ABOUT THIS TASK: Take each line of the material that includes "Retry" and copy it.

DATA SUPPLIED:
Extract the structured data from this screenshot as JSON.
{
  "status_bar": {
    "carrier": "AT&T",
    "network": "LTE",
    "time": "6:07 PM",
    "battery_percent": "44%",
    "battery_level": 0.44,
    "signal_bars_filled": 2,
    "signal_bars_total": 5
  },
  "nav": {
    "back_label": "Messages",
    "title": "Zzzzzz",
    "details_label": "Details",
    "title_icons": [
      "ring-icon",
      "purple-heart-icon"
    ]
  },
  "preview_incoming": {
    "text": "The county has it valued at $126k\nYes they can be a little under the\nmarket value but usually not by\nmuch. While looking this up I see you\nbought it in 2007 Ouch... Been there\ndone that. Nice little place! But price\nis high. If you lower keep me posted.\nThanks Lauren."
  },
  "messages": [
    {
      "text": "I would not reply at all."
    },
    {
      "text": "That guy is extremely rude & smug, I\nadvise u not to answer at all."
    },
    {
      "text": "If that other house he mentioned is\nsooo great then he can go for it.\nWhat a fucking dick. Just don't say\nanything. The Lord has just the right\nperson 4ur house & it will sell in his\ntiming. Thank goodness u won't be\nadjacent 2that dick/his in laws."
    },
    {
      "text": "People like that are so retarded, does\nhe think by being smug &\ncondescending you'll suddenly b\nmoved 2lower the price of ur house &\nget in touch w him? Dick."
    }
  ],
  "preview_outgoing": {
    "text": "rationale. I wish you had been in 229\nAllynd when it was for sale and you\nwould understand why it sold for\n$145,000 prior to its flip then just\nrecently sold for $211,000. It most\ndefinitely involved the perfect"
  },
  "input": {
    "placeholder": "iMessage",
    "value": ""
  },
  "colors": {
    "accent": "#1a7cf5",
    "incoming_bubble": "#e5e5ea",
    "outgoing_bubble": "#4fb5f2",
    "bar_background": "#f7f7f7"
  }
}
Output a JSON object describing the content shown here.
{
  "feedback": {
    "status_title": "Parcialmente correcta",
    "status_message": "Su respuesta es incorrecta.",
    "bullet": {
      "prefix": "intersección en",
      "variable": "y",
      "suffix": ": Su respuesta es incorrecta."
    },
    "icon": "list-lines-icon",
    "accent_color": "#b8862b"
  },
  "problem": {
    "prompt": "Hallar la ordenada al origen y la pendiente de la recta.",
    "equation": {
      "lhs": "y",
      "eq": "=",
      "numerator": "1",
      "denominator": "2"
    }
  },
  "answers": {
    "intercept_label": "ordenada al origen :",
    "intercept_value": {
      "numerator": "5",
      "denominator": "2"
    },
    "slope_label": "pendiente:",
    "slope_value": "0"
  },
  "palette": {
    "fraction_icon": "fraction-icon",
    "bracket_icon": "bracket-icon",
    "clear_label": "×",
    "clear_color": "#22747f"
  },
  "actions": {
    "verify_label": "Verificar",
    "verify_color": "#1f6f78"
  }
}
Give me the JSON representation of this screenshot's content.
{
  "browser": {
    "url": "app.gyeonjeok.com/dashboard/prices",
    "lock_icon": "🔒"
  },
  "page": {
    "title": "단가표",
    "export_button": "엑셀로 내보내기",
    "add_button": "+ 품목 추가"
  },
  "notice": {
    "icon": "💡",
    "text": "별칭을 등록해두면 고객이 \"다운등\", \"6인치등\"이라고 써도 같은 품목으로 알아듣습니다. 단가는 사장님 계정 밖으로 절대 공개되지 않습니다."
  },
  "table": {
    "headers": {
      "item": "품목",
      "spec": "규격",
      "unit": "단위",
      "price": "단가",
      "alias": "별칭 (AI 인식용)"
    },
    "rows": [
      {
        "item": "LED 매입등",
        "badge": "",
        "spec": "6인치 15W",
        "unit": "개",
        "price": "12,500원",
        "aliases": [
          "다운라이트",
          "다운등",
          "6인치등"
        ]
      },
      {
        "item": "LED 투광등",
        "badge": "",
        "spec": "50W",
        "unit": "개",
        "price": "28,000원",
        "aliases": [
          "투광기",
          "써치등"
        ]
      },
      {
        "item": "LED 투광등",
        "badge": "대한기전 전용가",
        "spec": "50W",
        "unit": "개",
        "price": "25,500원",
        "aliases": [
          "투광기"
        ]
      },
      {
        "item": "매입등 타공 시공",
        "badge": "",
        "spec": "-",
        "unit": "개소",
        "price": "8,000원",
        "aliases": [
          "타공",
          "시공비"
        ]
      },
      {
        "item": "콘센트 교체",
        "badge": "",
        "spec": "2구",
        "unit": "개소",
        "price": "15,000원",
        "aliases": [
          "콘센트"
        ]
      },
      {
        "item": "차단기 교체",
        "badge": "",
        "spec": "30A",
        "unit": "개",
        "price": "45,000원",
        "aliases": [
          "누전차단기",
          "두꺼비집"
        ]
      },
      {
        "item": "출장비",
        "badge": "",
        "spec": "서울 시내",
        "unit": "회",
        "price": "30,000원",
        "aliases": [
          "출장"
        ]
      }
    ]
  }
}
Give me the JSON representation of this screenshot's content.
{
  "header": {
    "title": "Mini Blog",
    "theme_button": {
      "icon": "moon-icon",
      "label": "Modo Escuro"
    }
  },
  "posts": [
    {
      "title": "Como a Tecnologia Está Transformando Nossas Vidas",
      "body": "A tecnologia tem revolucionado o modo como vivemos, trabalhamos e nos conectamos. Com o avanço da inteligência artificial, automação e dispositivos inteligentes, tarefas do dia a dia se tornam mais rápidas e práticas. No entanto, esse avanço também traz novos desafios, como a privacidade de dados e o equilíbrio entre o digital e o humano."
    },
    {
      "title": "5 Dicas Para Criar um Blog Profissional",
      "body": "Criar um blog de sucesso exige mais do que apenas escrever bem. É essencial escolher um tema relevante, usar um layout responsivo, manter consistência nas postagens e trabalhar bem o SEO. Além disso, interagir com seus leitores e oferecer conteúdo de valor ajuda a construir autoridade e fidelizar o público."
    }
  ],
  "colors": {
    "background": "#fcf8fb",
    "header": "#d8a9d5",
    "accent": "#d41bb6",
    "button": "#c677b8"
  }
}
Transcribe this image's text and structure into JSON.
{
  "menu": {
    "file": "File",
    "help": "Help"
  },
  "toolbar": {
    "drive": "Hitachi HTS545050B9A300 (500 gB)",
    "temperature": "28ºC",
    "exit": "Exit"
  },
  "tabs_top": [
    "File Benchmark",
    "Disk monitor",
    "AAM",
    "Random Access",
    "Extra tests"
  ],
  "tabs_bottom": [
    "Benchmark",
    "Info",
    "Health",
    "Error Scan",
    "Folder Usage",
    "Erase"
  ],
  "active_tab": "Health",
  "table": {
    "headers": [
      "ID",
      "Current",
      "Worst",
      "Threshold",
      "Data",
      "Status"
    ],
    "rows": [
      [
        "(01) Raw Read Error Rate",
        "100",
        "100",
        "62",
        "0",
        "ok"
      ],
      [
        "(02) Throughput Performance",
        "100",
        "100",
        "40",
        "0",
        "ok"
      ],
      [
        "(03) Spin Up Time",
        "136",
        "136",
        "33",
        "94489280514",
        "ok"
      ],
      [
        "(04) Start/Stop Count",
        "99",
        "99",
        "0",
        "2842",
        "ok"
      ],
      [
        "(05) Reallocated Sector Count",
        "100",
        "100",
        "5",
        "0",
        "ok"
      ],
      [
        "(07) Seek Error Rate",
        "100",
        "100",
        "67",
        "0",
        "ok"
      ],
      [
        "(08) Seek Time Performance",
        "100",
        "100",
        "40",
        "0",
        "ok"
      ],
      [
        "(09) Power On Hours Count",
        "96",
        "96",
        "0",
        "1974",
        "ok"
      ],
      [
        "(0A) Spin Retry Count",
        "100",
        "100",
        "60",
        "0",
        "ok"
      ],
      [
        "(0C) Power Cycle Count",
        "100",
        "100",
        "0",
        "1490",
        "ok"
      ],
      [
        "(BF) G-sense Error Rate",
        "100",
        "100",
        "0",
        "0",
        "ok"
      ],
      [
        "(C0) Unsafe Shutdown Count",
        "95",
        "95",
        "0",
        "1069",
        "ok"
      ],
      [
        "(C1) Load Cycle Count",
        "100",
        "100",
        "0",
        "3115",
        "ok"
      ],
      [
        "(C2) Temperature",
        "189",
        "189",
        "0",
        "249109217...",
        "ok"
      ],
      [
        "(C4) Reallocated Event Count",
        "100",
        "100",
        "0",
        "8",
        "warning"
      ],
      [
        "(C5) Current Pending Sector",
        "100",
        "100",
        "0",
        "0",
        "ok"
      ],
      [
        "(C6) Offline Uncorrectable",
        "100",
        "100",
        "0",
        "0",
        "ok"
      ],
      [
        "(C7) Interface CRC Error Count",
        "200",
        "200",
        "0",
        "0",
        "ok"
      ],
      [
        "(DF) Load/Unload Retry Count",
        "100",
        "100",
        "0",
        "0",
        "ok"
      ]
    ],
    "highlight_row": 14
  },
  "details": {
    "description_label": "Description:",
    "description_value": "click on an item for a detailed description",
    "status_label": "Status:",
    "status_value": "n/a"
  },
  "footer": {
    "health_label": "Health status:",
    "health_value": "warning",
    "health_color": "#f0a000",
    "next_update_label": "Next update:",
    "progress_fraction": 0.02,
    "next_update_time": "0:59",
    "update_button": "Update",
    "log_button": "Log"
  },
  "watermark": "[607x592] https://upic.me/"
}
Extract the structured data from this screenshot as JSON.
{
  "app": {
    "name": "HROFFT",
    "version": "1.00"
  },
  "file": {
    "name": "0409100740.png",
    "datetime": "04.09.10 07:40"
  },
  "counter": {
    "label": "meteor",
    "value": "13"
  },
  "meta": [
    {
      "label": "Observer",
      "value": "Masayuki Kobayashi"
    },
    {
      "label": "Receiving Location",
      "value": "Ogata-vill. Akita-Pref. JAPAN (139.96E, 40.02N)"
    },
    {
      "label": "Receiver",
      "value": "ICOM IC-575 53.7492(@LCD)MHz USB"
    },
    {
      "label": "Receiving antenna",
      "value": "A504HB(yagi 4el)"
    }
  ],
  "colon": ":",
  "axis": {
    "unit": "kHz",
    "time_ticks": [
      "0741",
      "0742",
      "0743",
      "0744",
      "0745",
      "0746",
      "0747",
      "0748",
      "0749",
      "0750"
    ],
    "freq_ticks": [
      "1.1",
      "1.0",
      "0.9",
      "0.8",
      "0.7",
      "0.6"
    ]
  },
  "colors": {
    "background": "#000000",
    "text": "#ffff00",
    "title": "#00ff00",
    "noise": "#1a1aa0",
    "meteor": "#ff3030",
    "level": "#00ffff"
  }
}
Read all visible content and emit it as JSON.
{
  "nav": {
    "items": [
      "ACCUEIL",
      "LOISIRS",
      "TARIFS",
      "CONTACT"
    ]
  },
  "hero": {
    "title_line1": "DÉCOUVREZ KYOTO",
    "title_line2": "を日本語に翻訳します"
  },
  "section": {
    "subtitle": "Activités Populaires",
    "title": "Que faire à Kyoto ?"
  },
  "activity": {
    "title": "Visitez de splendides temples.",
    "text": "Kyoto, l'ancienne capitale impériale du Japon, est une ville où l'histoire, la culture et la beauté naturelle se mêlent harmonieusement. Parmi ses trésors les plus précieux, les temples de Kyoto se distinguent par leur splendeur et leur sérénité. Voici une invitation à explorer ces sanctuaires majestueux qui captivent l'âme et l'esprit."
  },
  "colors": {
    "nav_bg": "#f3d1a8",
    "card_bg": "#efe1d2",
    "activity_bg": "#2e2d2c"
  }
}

RESPONSE:
        "(0A) Spin Retry Count",
        "(DF) Load/Unload Retry Count",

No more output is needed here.